### Provided information
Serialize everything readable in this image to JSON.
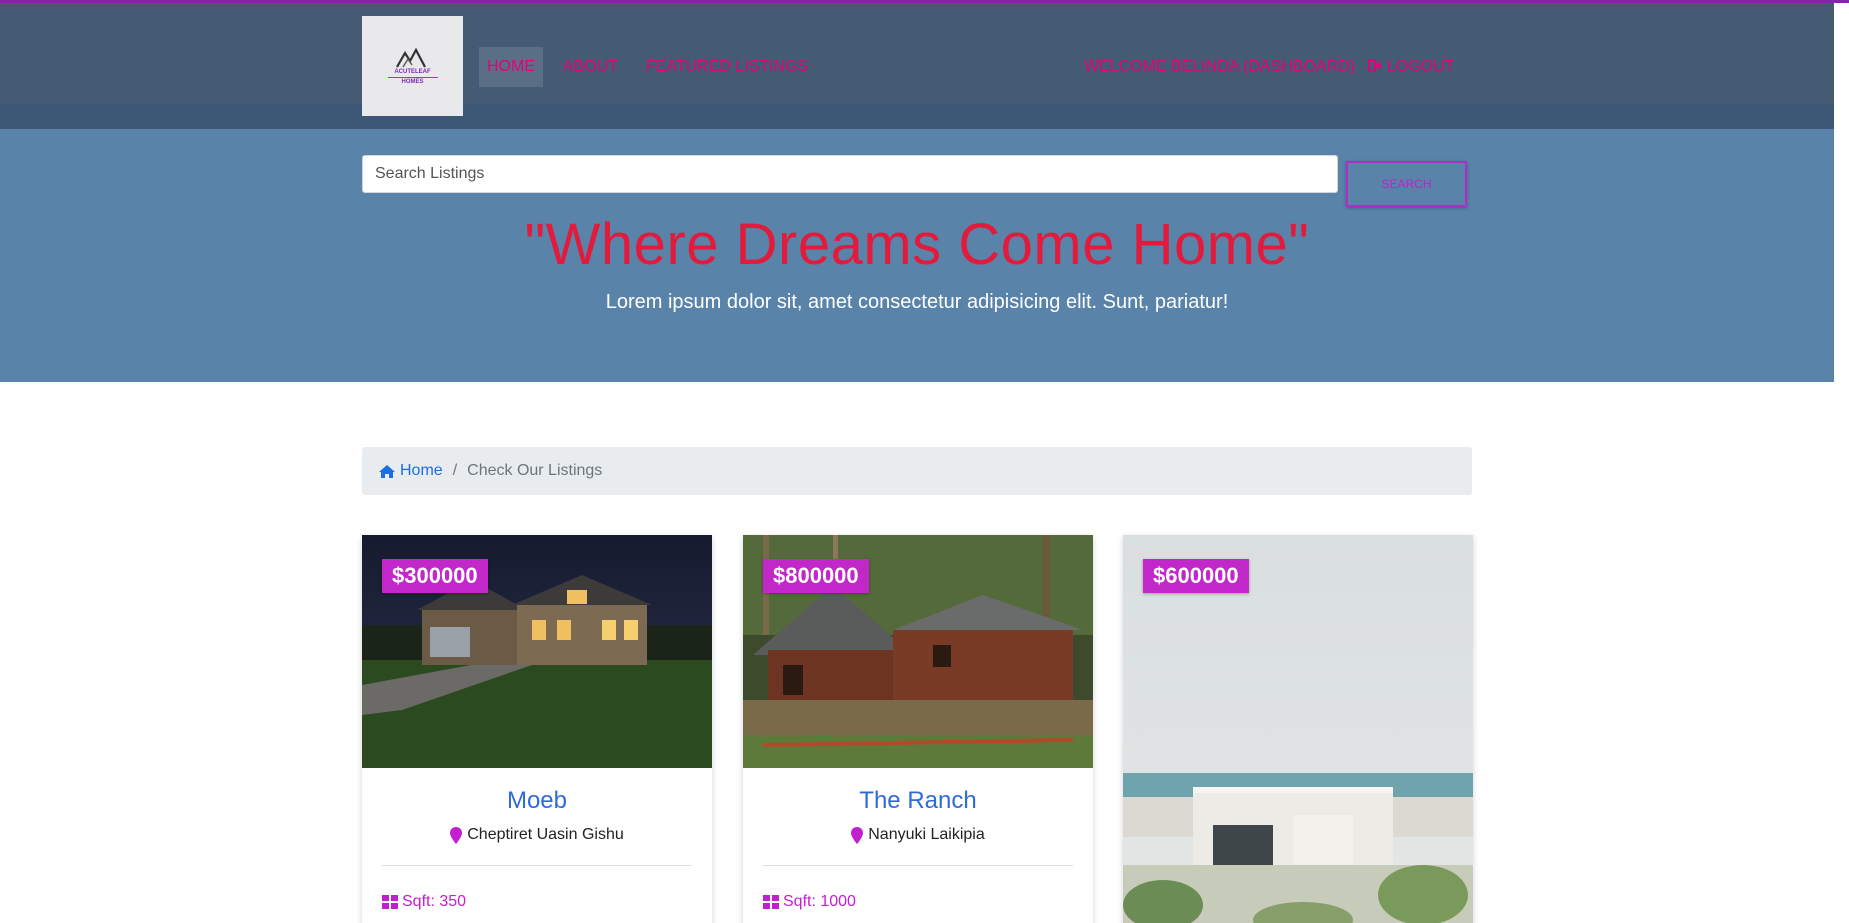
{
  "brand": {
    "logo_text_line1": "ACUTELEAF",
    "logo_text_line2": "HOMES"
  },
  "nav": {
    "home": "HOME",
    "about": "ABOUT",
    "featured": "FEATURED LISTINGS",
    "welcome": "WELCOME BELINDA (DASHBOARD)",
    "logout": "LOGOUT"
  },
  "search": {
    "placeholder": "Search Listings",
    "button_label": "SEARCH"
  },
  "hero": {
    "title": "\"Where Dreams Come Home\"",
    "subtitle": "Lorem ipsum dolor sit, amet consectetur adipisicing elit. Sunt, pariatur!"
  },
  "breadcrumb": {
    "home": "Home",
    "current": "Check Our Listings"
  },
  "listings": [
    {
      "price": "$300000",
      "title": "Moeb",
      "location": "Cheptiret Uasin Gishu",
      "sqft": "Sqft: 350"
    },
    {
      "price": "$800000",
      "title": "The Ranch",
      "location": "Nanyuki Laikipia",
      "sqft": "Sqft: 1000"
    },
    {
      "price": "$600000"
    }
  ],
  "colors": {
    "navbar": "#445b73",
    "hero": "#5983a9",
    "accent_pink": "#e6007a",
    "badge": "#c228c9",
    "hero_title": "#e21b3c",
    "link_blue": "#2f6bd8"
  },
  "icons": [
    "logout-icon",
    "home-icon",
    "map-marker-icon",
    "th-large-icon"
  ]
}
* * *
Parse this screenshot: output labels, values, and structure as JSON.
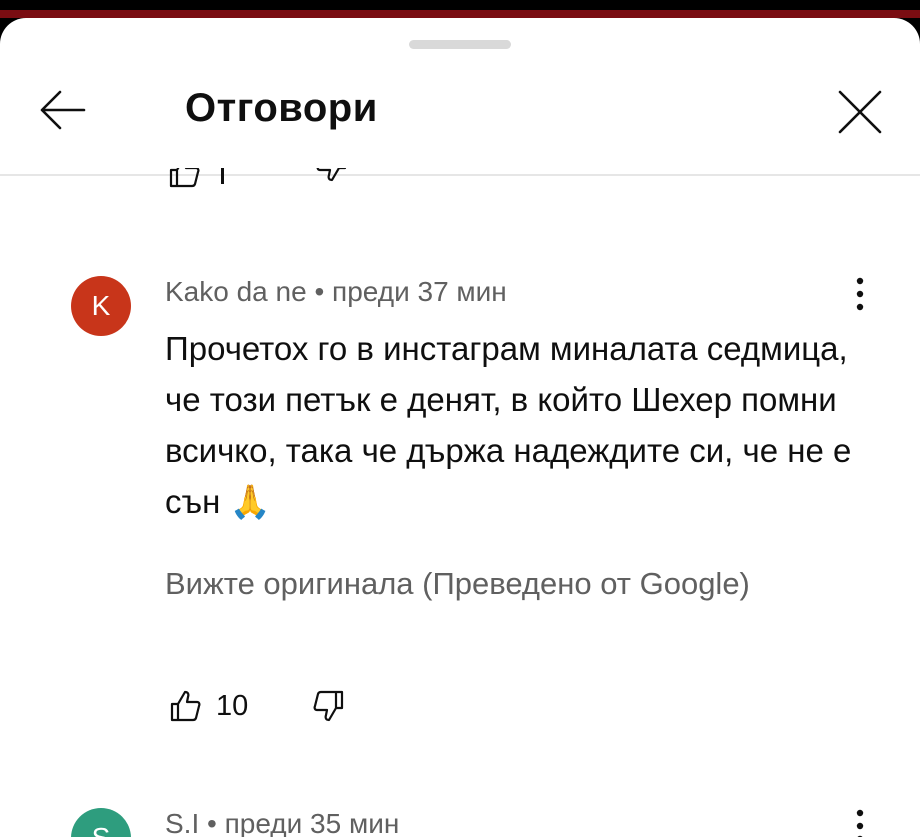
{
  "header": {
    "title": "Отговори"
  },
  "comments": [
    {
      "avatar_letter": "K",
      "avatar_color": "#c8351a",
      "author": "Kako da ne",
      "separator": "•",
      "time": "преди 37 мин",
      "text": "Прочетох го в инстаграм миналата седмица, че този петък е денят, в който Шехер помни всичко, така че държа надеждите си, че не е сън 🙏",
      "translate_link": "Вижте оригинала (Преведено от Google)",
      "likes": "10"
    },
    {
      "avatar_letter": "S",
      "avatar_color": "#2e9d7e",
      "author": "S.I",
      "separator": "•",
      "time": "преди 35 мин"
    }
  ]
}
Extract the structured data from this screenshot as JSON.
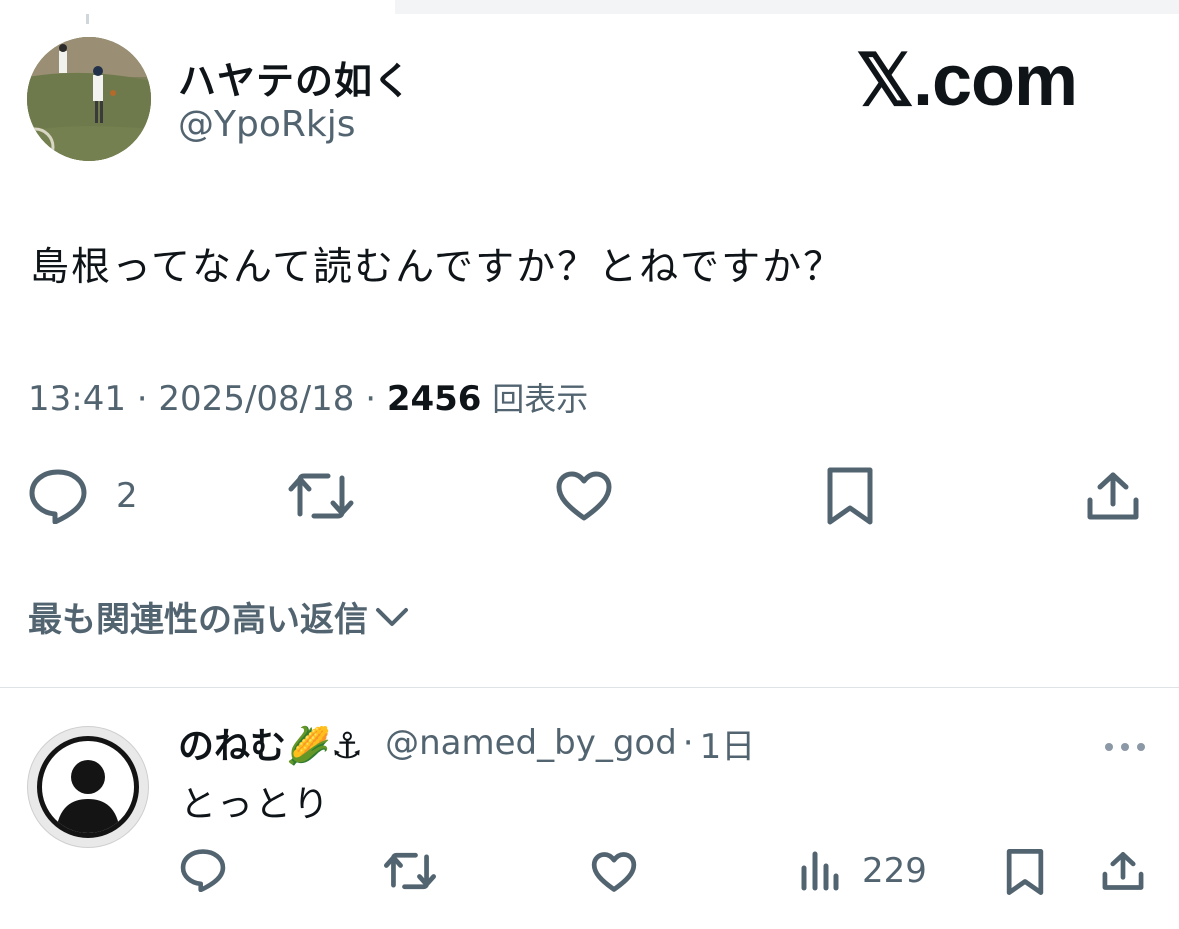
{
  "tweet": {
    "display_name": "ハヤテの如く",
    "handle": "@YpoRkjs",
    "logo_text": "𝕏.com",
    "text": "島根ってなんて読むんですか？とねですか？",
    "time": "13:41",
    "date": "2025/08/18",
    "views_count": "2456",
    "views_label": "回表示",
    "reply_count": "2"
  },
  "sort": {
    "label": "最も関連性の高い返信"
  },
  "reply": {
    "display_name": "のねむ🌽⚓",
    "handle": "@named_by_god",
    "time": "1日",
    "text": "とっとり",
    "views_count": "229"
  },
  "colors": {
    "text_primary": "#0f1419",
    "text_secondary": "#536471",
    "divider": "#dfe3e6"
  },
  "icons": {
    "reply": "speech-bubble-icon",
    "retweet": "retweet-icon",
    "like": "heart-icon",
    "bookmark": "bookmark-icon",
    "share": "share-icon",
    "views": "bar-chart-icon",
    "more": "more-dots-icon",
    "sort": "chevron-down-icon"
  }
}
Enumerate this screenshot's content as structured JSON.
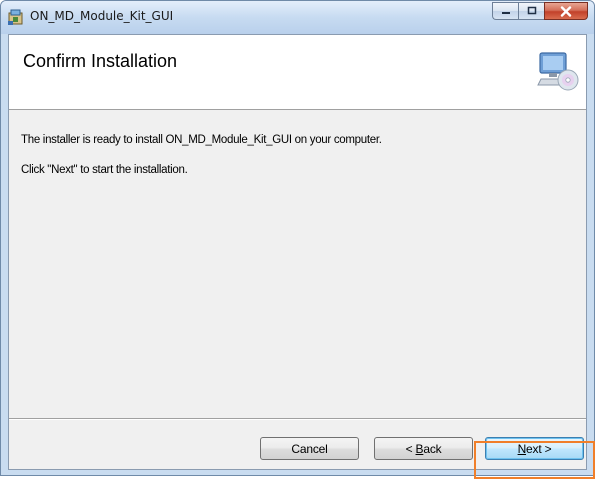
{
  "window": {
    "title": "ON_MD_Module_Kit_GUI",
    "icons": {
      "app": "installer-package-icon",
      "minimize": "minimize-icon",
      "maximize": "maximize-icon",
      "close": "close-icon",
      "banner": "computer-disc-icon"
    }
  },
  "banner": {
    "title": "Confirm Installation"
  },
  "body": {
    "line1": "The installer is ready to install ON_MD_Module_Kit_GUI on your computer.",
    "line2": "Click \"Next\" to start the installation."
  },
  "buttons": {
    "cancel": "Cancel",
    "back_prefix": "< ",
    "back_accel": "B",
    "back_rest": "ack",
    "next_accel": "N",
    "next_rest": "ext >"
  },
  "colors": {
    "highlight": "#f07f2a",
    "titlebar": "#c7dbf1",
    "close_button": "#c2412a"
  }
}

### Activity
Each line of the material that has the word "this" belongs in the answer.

### Exercise result
Serialize everything readable in this image to JSON.
Parse this screenshot: output labels, values, and structure as JSON.
Extract the structured data from this screenshot as JSON.
Enumerate this screenshot's content as structured JSON.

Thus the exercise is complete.